During lecture or a studio session, I use interactive polling questions in a Think-Pair-Share format. Students vote on challenging conceptual questions that often target known misconceptions. After voting independently, they discuss the questions with their peers, strengthening their own understanding as they explain it to others. Students get non-threatening feedback during every session and it allows me to continuously monitor their progress.
I aim to give students as much practice “doing physics” as possible, and provide fast, useful feedback. Technology makes this possible even in large classes. Students need repeated exposure to ideas in multiple contexts especially when it comes to common misconceptions identified by educational research. They need to be the ones engaged in the process of constructing and applying scientific models to predict and explain phenomena. Thus assessment should extend beyond textbook problems and traditional test questions. At UoA, I have introduced open-ended lab activities written up in an argument-based extended abstract format. Providing rubrics, samples of student work and peer assessment activities will guide students to improve their scientific writing.

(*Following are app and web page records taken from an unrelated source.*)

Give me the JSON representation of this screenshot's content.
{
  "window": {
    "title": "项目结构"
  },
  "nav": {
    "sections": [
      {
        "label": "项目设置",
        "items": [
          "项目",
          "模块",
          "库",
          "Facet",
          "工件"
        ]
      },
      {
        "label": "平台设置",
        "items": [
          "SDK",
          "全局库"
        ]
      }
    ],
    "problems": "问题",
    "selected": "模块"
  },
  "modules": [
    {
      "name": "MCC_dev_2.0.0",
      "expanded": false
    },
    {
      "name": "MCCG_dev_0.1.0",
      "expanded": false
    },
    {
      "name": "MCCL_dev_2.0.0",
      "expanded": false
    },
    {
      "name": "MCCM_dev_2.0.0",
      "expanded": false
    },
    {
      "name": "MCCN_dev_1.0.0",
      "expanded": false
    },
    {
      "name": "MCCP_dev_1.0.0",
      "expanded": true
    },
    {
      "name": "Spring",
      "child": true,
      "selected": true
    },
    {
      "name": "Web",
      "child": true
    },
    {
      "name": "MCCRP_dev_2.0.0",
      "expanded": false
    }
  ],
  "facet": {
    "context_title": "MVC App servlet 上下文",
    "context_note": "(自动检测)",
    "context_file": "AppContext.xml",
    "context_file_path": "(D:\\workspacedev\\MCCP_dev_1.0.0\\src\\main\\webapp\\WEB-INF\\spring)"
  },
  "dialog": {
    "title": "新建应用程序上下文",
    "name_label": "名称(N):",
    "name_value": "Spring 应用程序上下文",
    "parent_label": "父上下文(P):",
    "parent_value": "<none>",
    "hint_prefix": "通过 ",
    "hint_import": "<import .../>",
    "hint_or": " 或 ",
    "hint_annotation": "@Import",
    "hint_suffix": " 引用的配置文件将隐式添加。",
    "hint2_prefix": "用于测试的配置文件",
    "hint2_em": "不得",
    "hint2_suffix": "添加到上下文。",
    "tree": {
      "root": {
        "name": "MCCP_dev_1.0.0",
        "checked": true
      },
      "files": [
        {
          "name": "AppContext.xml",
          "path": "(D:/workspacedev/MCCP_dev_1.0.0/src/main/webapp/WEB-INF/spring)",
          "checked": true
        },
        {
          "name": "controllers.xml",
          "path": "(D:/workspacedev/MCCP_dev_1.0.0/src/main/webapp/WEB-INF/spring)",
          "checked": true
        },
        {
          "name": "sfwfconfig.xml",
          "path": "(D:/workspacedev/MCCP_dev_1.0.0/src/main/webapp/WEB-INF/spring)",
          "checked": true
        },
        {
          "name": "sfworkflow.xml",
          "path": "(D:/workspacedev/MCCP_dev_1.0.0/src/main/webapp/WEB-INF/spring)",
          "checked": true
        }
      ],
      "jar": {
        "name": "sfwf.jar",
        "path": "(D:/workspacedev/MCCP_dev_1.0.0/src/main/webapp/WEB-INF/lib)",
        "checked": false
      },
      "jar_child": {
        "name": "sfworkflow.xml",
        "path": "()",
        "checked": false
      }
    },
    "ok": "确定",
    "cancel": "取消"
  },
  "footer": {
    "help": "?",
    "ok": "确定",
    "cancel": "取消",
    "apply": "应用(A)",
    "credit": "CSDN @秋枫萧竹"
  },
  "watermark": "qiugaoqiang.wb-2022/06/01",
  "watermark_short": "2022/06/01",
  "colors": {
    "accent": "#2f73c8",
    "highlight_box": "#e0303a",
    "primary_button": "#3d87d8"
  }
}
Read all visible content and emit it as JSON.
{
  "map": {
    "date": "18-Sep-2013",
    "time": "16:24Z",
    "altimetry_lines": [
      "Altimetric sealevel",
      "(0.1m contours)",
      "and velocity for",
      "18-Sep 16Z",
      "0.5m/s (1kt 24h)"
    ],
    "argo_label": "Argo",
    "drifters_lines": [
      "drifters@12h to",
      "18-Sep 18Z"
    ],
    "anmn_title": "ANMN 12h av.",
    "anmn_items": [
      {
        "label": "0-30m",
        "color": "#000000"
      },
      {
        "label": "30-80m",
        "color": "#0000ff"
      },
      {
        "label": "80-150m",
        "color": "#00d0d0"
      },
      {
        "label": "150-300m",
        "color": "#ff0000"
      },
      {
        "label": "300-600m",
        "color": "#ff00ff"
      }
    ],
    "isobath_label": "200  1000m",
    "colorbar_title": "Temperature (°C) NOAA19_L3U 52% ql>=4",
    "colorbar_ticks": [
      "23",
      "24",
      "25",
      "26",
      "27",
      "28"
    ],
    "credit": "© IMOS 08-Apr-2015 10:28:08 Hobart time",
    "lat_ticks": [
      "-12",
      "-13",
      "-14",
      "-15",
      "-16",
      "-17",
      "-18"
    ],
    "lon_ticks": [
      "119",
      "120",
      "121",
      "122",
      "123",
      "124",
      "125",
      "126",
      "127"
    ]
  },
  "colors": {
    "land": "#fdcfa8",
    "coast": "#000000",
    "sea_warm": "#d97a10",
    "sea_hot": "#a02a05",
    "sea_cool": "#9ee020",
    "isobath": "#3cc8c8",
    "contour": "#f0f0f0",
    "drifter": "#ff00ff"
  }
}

Teaching should be a student-centered collaborative effort where learning extends beyond recall as students develop the ability to ask questions, think critically and work productively in teams. These higher-order thinking skills will benefit all students in their future pursuits. As a female in physics, I have always empathized with members of underrepresented groups. These educational best practices have been shown to improve everyone’s learning, while providing additional benefits to these populations. I also hope my innovative approaches will potentially create future educators, who can attract future generations to STEM and benefit society by ensuring citizens are scientifically literate.